BEGIN

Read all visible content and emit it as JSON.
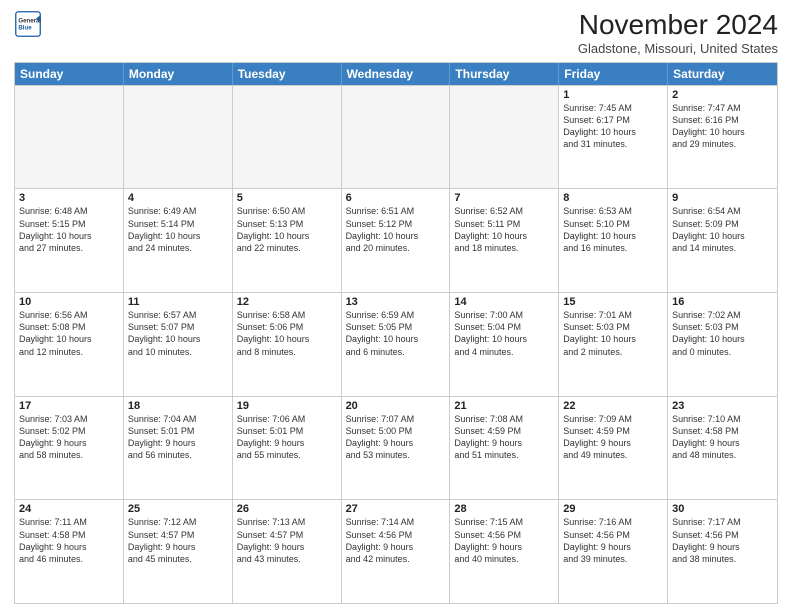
{
  "header": {
    "logo_general": "General",
    "logo_blue": "Blue",
    "month_title": "November 2024",
    "location": "Gladstone, Missouri, United States"
  },
  "weekdays": [
    "Sunday",
    "Monday",
    "Tuesday",
    "Wednesday",
    "Thursday",
    "Friday",
    "Saturday"
  ],
  "rows": [
    [
      {
        "day": "",
        "info": "",
        "empty": true
      },
      {
        "day": "",
        "info": "",
        "empty": true
      },
      {
        "day": "",
        "info": "",
        "empty": true
      },
      {
        "day": "",
        "info": "",
        "empty": true
      },
      {
        "day": "",
        "info": "",
        "empty": true
      },
      {
        "day": "1",
        "info": "Sunrise: 7:45 AM\nSunset: 6:17 PM\nDaylight: 10 hours\nand 31 minutes.",
        "empty": false
      },
      {
        "day": "2",
        "info": "Sunrise: 7:47 AM\nSunset: 6:16 PM\nDaylight: 10 hours\nand 29 minutes.",
        "empty": false
      }
    ],
    [
      {
        "day": "3",
        "info": "Sunrise: 6:48 AM\nSunset: 5:15 PM\nDaylight: 10 hours\nand 27 minutes.",
        "empty": false
      },
      {
        "day": "4",
        "info": "Sunrise: 6:49 AM\nSunset: 5:14 PM\nDaylight: 10 hours\nand 24 minutes.",
        "empty": false
      },
      {
        "day": "5",
        "info": "Sunrise: 6:50 AM\nSunset: 5:13 PM\nDaylight: 10 hours\nand 22 minutes.",
        "empty": false
      },
      {
        "day": "6",
        "info": "Sunrise: 6:51 AM\nSunset: 5:12 PM\nDaylight: 10 hours\nand 20 minutes.",
        "empty": false
      },
      {
        "day": "7",
        "info": "Sunrise: 6:52 AM\nSunset: 5:11 PM\nDaylight: 10 hours\nand 18 minutes.",
        "empty": false
      },
      {
        "day": "8",
        "info": "Sunrise: 6:53 AM\nSunset: 5:10 PM\nDaylight: 10 hours\nand 16 minutes.",
        "empty": false
      },
      {
        "day": "9",
        "info": "Sunrise: 6:54 AM\nSunset: 5:09 PM\nDaylight: 10 hours\nand 14 minutes.",
        "empty": false
      }
    ],
    [
      {
        "day": "10",
        "info": "Sunrise: 6:56 AM\nSunset: 5:08 PM\nDaylight: 10 hours\nand 12 minutes.",
        "empty": false
      },
      {
        "day": "11",
        "info": "Sunrise: 6:57 AM\nSunset: 5:07 PM\nDaylight: 10 hours\nand 10 minutes.",
        "empty": false
      },
      {
        "day": "12",
        "info": "Sunrise: 6:58 AM\nSunset: 5:06 PM\nDaylight: 10 hours\nand 8 minutes.",
        "empty": false
      },
      {
        "day": "13",
        "info": "Sunrise: 6:59 AM\nSunset: 5:05 PM\nDaylight: 10 hours\nand 6 minutes.",
        "empty": false
      },
      {
        "day": "14",
        "info": "Sunrise: 7:00 AM\nSunset: 5:04 PM\nDaylight: 10 hours\nand 4 minutes.",
        "empty": false
      },
      {
        "day": "15",
        "info": "Sunrise: 7:01 AM\nSunset: 5:03 PM\nDaylight: 10 hours\nand 2 minutes.",
        "empty": false
      },
      {
        "day": "16",
        "info": "Sunrise: 7:02 AM\nSunset: 5:03 PM\nDaylight: 10 hours\nand 0 minutes.",
        "empty": false
      }
    ],
    [
      {
        "day": "17",
        "info": "Sunrise: 7:03 AM\nSunset: 5:02 PM\nDaylight: 9 hours\nand 58 minutes.",
        "empty": false
      },
      {
        "day": "18",
        "info": "Sunrise: 7:04 AM\nSunset: 5:01 PM\nDaylight: 9 hours\nand 56 minutes.",
        "empty": false
      },
      {
        "day": "19",
        "info": "Sunrise: 7:06 AM\nSunset: 5:01 PM\nDaylight: 9 hours\nand 55 minutes.",
        "empty": false
      },
      {
        "day": "20",
        "info": "Sunrise: 7:07 AM\nSunset: 5:00 PM\nDaylight: 9 hours\nand 53 minutes.",
        "empty": false
      },
      {
        "day": "21",
        "info": "Sunrise: 7:08 AM\nSunset: 4:59 PM\nDaylight: 9 hours\nand 51 minutes.",
        "empty": false
      },
      {
        "day": "22",
        "info": "Sunrise: 7:09 AM\nSunset: 4:59 PM\nDaylight: 9 hours\nand 49 minutes.",
        "empty": false
      },
      {
        "day": "23",
        "info": "Sunrise: 7:10 AM\nSunset: 4:58 PM\nDaylight: 9 hours\nand 48 minutes.",
        "empty": false
      }
    ],
    [
      {
        "day": "24",
        "info": "Sunrise: 7:11 AM\nSunset: 4:58 PM\nDaylight: 9 hours\nand 46 minutes.",
        "empty": false
      },
      {
        "day": "25",
        "info": "Sunrise: 7:12 AM\nSunset: 4:57 PM\nDaylight: 9 hours\nand 45 minutes.",
        "empty": false
      },
      {
        "day": "26",
        "info": "Sunrise: 7:13 AM\nSunset: 4:57 PM\nDaylight: 9 hours\nand 43 minutes.",
        "empty": false
      },
      {
        "day": "27",
        "info": "Sunrise: 7:14 AM\nSunset: 4:56 PM\nDaylight: 9 hours\nand 42 minutes.",
        "empty": false
      },
      {
        "day": "28",
        "info": "Sunrise: 7:15 AM\nSunset: 4:56 PM\nDaylight: 9 hours\nand 40 minutes.",
        "empty": false
      },
      {
        "day": "29",
        "info": "Sunrise: 7:16 AM\nSunset: 4:56 PM\nDaylight: 9 hours\nand 39 minutes.",
        "empty": false
      },
      {
        "day": "30",
        "info": "Sunrise: 7:17 AM\nSunset: 4:56 PM\nDaylight: 9 hours\nand 38 minutes.",
        "empty": false
      }
    ]
  ]
}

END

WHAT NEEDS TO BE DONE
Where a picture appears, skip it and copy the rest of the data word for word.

RESPONSE TO THE TASK
Read all visible content and emit it as JSON.
{
  "header": {
    "logo_general": "General",
    "logo_blue": "Blue",
    "month_title": "November 2024",
    "location": "Gladstone, Missouri, United States"
  },
  "weekdays": [
    "Sunday",
    "Monday",
    "Tuesday",
    "Wednesday",
    "Thursday",
    "Friday",
    "Saturday"
  ],
  "rows": [
    [
      {
        "day": "",
        "info": "",
        "empty": true
      },
      {
        "day": "",
        "info": "",
        "empty": true
      },
      {
        "day": "",
        "info": "",
        "empty": true
      },
      {
        "day": "",
        "info": "",
        "empty": true
      },
      {
        "day": "",
        "info": "",
        "empty": true
      },
      {
        "day": "1",
        "info": "Sunrise: 7:45 AM\nSunset: 6:17 PM\nDaylight: 10 hours\nand 31 minutes.",
        "empty": false
      },
      {
        "day": "2",
        "info": "Sunrise: 7:47 AM\nSunset: 6:16 PM\nDaylight: 10 hours\nand 29 minutes.",
        "empty": false
      }
    ],
    [
      {
        "day": "3",
        "info": "Sunrise: 6:48 AM\nSunset: 5:15 PM\nDaylight: 10 hours\nand 27 minutes.",
        "empty": false
      },
      {
        "day": "4",
        "info": "Sunrise: 6:49 AM\nSunset: 5:14 PM\nDaylight: 10 hours\nand 24 minutes.",
        "empty": false
      },
      {
        "day": "5",
        "info": "Sunrise: 6:50 AM\nSunset: 5:13 PM\nDaylight: 10 hours\nand 22 minutes.",
        "empty": false
      },
      {
        "day": "6",
        "info": "Sunrise: 6:51 AM\nSunset: 5:12 PM\nDaylight: 10 hours\nand 20 minutes.",
        "empty": false
      },
      {
        "day": "7",
        "info": "Sunrise: 6:52 AM\nSunset: 5:11 PM\nDaylight: 10 hours\nand 18 minutes.",
        "empty": false
      },
      {
        "day": "8",
        "info": "Sunrise: 6:53 AM\nSunset: 5:10 PM\nDaylight: 10 hours\nand 16 minutes.",
        "empty": false
      },
      {
        "day": "9",
        "info": "Sunrise: 6:54 AM\nSunset: 5:09 PM\nDaylight: 10 hours\nand 14 minutes.",
        "empty": false
      }
    ],
    [
      {
        "day": "10",
        "info": "Sunrise: 6:56 AM\nSunset: 5:08 PM\nDaylight: 10 hours\nand 12 minutes.",
        "empty": false
      },
      {
        "day": "11",
        "info": "Sunrise: 6:57 AM\nSunset: 5:07 PM\nDaylight: 10 hours\nand 10 minutes.",
        "empty": false
      },
      {
        "day": "12",
        "info": "Sunrise: 6:58 AM\nSunset: 5:06 PM\nDaylight: 10 hours\nand 8 minutes.",
        "empty": false
      },
      {
        "day": "13",
        "info": "Sunrise: 6:59 AM\nSunset: 5:05 PM\nDaylight: 10 hours\nand 6 minutes.",
        "empty": false
      },
      {
        "day": "14",
        "info": "Sunrise: 7:00 AM\nSunset: 5:04 PM\nDaylight: 10 hours\nand 4 minutes.",
        "empty": false
      },
      {
        "day": "15",
        "info": "Sunrise: 7:01 AM\nSunset: 5:03 PM\nDaylight: 10 hours\nand 2 minutes.",
        "empty": false
      },
      {
        "day": "16",
        "info": "Sunrise: 7:02 AM\nSunset: 5:03 PM\nDaylight: 10 hours\nand 0 minutes.",
        "empty": false
      }
    ],
    [
      {
        "day": "17",
        "info": "Sunrise: 7:03 AM\nSunset: 5:02 PM\nDaylight: 9 hours\nand 58 minutes.",
        "empty": false
      },
      {
        "day": "18",
        "info": "Sunrise: 7:04 AM\nSunset: 5:01 PM\nDaylight: 9 hours\nand 56 minutes.",
        "empty": false
      },
      {
        "day": "19",
        "info": "Sunrise: 7:06 AM\nSunset: 5:01 PM\nDaylight: 9 hours\nand 55 minutes.",
        "empty": false
      },
      {
        "day": "20",
        "info": "Sunrise: 7:07 AM\nSunset: 5:00 PM\nDaylight: 9 hours\nand 53 minutes.",
        "empty": false
      },
      {
        "day": "21",
        "info": "Sunrise: 7:08 AM\nSunset: 4:59 PM\nDaylight: 9 hours\nand 51 minutes.",
        "empty": false
      },
      {
        "day": "22",
        "info": "Sunrise: 7:09 AM\nSunset: 4:59 PM\nDaylight: 9 hours\nand 49 minutes.",
        "empty": false
      },
      {
        "day": "23",
        "info": "Sunrise: 7:10 AM\nSunset: 4:58 PM\nDaylight: 9 hours\nand 48 minutes.",
        "empty": false
      }
    ],
    [
      {
        "day": "24",
        "info": "Sunrise: 7:11 AM\nSunset: 4:58 PM\nDaylight: 9 hours\nand 46 minutes.",
        "empty": false
      },
      {
        "day": "25",
        "info": "Sunrise: 7:12 AM\nSunset: 4:57 PM\nDaylight: 9 hours\nand 45 minutes.",
        "empty": false
      },
      {
        "day": "26",
        "info": "Sunrise: 7:13 AM\nSunset: 4:57 PM\nDaylight: 9 hours\nand 43 minutes.",
        "empty": false
      },
      {
        "day": "27",
        "info": "Sunrise: 7:14 AM\nSunset: 4:56 PM\nDaylight: 9 hours\nand 42 minutes.",
        "empty": false
      },
      {
        "day": "28",
        "info": "Sunrise: 7:15 AM\nSunset: 4:56 PM\nDaylight: 9 hours\nand 40 minutes.",
        "empty": false
      },
      {
        "day": "29",
        "info": "Sunrise: 7:16 AM\nSunset: 4:56 PM\nDaylight: 9 hours\nand 39 minutes.",
        "empty": false
      },
      {
        "day": "30",
        "info": "Sunrise: 7:17 AM\nSunset: 4:56 PM\nDaylight: 9 hours\nand 38 minutes.",
        "empty": false
      }
    ]
  ]
}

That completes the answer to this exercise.